# TASK BRIEF
With the images removed, write out each record exactly as given.

-- DATASET EXCERPTS follows --

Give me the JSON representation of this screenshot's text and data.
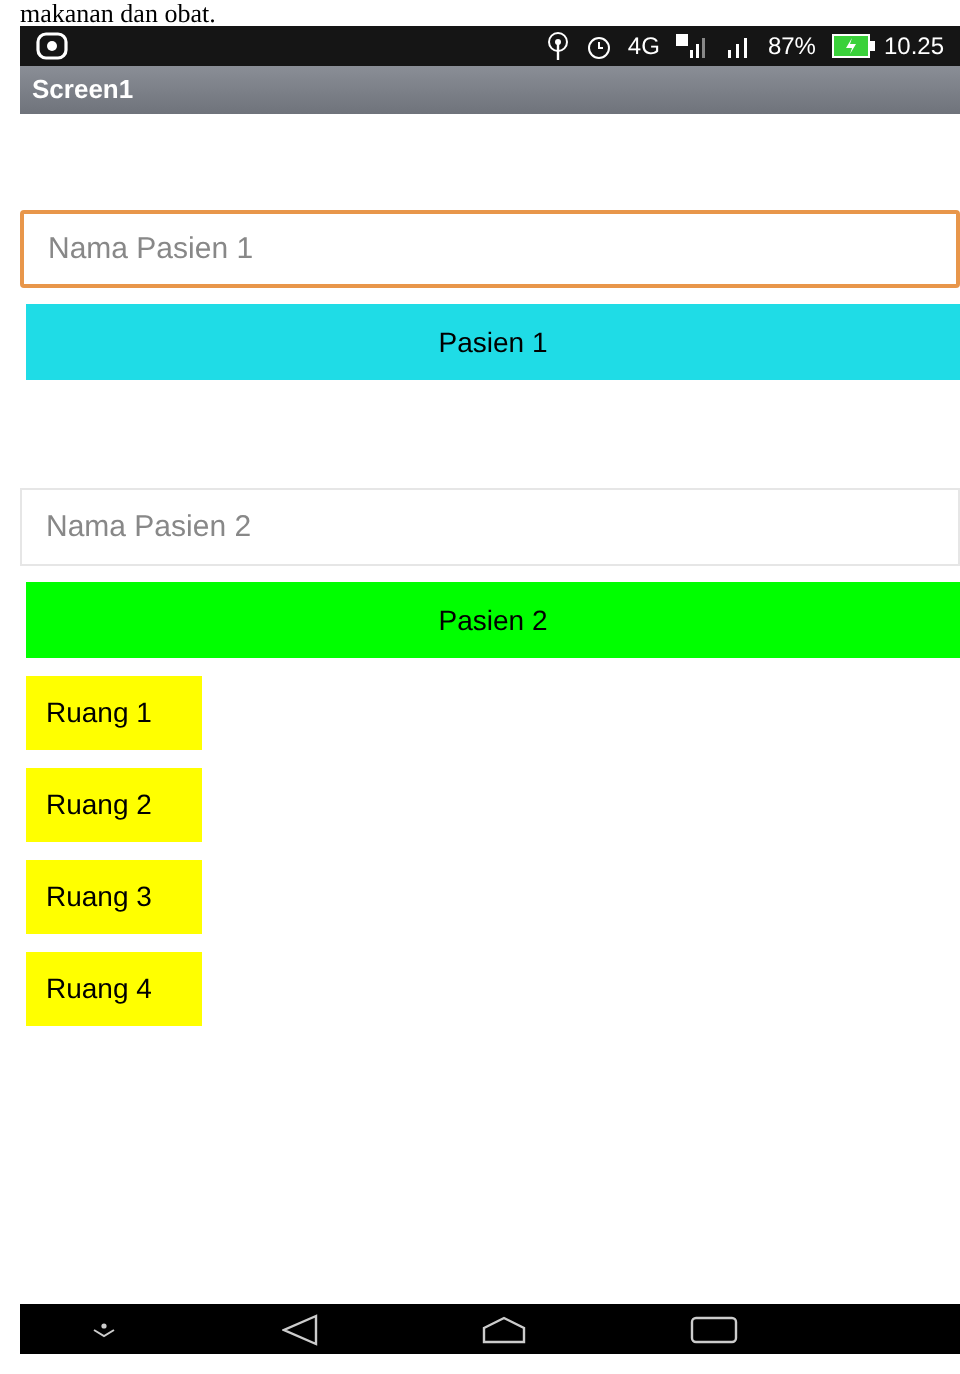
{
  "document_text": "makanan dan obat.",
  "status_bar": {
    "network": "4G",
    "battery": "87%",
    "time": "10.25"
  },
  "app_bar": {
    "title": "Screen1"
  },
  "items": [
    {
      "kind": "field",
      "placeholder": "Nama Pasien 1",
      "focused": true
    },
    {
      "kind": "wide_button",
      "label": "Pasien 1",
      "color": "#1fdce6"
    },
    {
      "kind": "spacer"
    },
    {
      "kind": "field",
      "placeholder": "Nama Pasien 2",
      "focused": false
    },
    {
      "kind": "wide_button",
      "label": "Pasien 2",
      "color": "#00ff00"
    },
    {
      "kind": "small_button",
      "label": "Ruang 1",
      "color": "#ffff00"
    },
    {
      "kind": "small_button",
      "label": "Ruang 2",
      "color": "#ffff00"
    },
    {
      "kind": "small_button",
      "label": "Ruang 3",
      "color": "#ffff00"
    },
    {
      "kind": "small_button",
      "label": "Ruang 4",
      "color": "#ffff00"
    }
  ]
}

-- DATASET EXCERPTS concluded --

# RESULT
Give me the JSON representation of this screenshot's text and data.
{
  "document_text": "makanan dan obat.",
  "status_bar": {
    "network": "4G",
    "battery": "87%",
    "time": "10.25"
  },
  "app_bar": {
    "title": "Screen1"
  },
  "items": [
    {
      "kind": "field",
      "placeholder": "Nama Pasien 1",
      "focused": true
    },
    {
      "kind": "wide_button",
      "label": "Pasien 1",
      "color": "#1fdce6"
    },
    {
      "kind": "spacer"
    },
    {
      "kind": "field",
      "placeholder": "Nama Pasien 2",
      "focused": false
    },
    {
      "kind": "wide_button",
      "label": "Pasien 2",
      "color": "#00ff00"
    },
    {
      "kind": "small_button",
      "label": "Ruang 1",
      "color": "#ffff00"
    },
    {
      "kind": "small_button",
      "label": "Ruang 2",
      "color": "#ffff00"
    },
    {
      "kind": "small_button",
      "label": "Ruang 3",
      "color": "#ffff00"
    },
    {
      "kind": "small_button",
      "label": "Ruang 4",
      "color": "#ffff00"
    }
  ]
}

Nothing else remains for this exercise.